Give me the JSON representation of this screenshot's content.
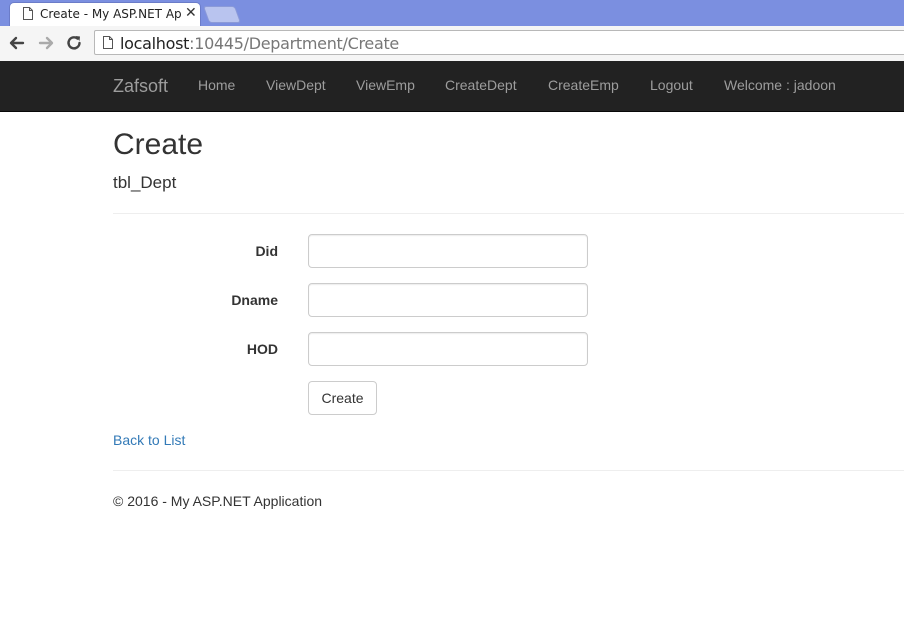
{
  "browser": {
    "tab_title": "Create - My ASP.NET App",
    "tab_close": "✕",
    "url_host": "localhost",
    "url_rest": ":10445/Department/Create"
  },
  "navbar": {
    "brand": "Zafsoft",
    "items": [
      {
        "label": "Home"
      },
      {
        "label": "ViewDept"
      },
      {
        "label": "ViewEmp"
      },
      {
        "label": "CreateDept"
      },
      {
        "label": "CreateEmp"
      },
      {
        "label": "Logout"
      },
      {
        "label": "Welcome : jadoon"
      }
    ]
  },
  "page": {
    "title": "Create",
    "subtitle": "tbl_Dept"
  },
  "form": {
    "fields": [
      {
        "label": "Did",
        "value": ""
      },
      {
        "label": "Dname",
        "value": ""
      },
      {
        "label": "HOD",
        "value": ""
      }
    ],
    "submit_label": "Create"
  },
  "back_link": "Back to List",
  "footer": "© 2016 - My ASP.NET Application",
  "colors": {
    "navbar_bg": "#222222",
    "navbar_text": "#9d9d9d",
    "link": "#337ab7",
    "tabstrip": "#7b8fe0"
  }
}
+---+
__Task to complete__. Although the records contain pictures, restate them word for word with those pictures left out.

__Expected answer__.
Give me the JSON representation of this screenshot's content.
{
  "browser": {
    "tab_title": "Create - My ASP.NET App",
    "tab_close": "✕",
    "url_host": "localhost",
    "url_rest": ":10445/Department/Create"
  },
  "navbar": {
    "brand": "Zafsoft",
    "items": [
      {
        "label": "Home"
      },
      {
        "label": "ViewDept"
      },
      {
        "label": "ViewEmp"
      },
      {
        "label": "CreateDept"
      },
      {
        "label": "CreateEmp"
      },
      {
        "label": "Logout"
      },
      {
        "label": "Welcome : jadoon"
      }
    ]
  },
  "page": {
    "title": "Create",
    "subtitle": "tbl_Dept"
  },
  "form": {
    "fields": [
      {
        "label": "Did",
        "value": ""
      },
      {
        "label": "Dname",
        "value": ""
      },
      {
        "label": "HOD",
        "value": ""
      }
    ],
    "submit_label": "Create"
  },
  "back_link": "Back to List",
  "footer": "© 2016 - My ASP.NET Application",
  "colors": {
    "navbar_bg": "#222222",
    "navbar_text": "#9d9d9d",
    "link": "#337ab7",
    "tabstrip": "#7b8fe0"
  }
}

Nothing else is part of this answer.